Original U.S. Civil War M1840 Heavy Cavalry Saber by Tiffany & Co. with Iron Hilt and German Blade
Original Item: Only One Available. This is a superb recent attic find! It is a fine curved U.S. Cavalry saber, retailed by Tiffany & Co of New York, and made with an imported blade from Solingen, Germany. This heavy Cavalry saber, known as the "wrist breaker," was designated the U.S. Model of 1840, and was widely used in the U.S. Civil War. It is in very nice honest matured condition. The markings are mostly clear and the rare iron hilt totally undamaged with a nice honest patina.
The curved 36" blade's ricasso is marked on the on one side with the retailer information, which is mostly clear -
NEW - YORK
One the other side it is marked-
"P.D.L" inside an oval of dots, is the maker marking for P. D. Lüneschloss, Fabrik blanker Waffen, located in the legendary blade-making city of Solingen. The company was founded in 1810 by Peter Daniel Lüneschloss, and existed well into the 20th century. During the 19th Century, they were one of Europe's leading Sword Makers of the period, and had a booming export business. Many blades were imported by Tiffany & Company of New York City and retailed bearing the "TIFFANY" signature. This sword conforms exactly to the M-1840 U.S. Heavy Cavalry pattern however the interesting difference is that the mounts are all steel rather than brass, a rare variation. The company also offered brass-mounted versions, which are much more common.
Standard features include a relatively straight wooden handle covered with a leather and wire grip, a hilt with three branches, and an unadorned rounded pommel cap and guard.
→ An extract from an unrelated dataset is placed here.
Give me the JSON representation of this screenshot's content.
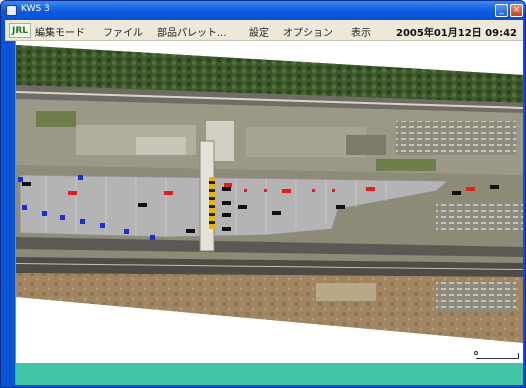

The steel blade has flat back with narrow and wide fuller stopped at the ricasso, typical of the pattern. The blade is in very good condition, having been stored inside the scabbard for decades. The Tiffany hilt and pommel are iron, a unique option offered by of this retailer. Tiffany sold these swords to state or local militia units and federal officers for private purchase.
The saber comes with the original heavy all steel-curved scabbard complete with both mounting rings. Scabbard is in very good condition, with almost no dents and just a bit of light oxidation.
Offered in very nice untouched collector's condition, original Civil War Cavalry Swords are getting harder and harder to find every year!
The Model 1840 Cavalry Saber was based on the 1822 French hussar's sabre. It is typically 44" long with a 35" blade and weighs roughly 2.5 lbs. Brass-hilted examples have a ridge around the edge of the cross guard, but the rarer iron-hilted examples do not. The M1840 was designed for slashing and because of its heavy flat-backed blade was given the nickname "Old Wristbreaker." It was adopted due to the army's dissatisfaction with its predecessor the model 1833 dragoon saber, the first cavalry sword adopted by the US Army.
The iron-hilted M1833 was based on a Napoleonic-era British sword used by heavy cavalry and reputed to wrap "rubber like around a man's head and was only good for cutting butter". An ornate gilded version of this earlier sword was used by General Philip Sheridan during the Civil War; Sheridan had its sheath engraved with the battles he participated in. It was evident a replacement was needed so in 1838 the US Ordnance Dept bought British, French and Prussian swords and field-tested them. The troopers overwhelmingly preferred the French saber, and a copy of it was put into production in 1844. A total of 2000 was ordered and by 1846, 600 were in front line service.
The 1840 saber was used during the U.S.-Mexican War by US Cavalry. The main contractors were Ames of Cabotville, Horstmann, and Tiffany but due to the large number of swords required at least 1000 were made in Germany by S&K and imported. Some troopers used Prussian sabers as an alternative, which in contrast to the M1840 had straight blades.
When production ceased in 1858 over 23,700 were made. During the US Civil War it continued to be issued to Union Cavalry as in the early years it was more readily available than the M1860. George B McClellan carried one at the front, keeping his regulation officer's sword for full dress occasions. Many were also used by the Confederacy including General Nathan Bedford Forrest who had both edges of his sword sharpened to increase combat effectiveness.
- This product is available for international shipping.
- Eligible for all payments - Visa, Mastercard, Discover, AMEX, Paypal, Amazon & Sezzle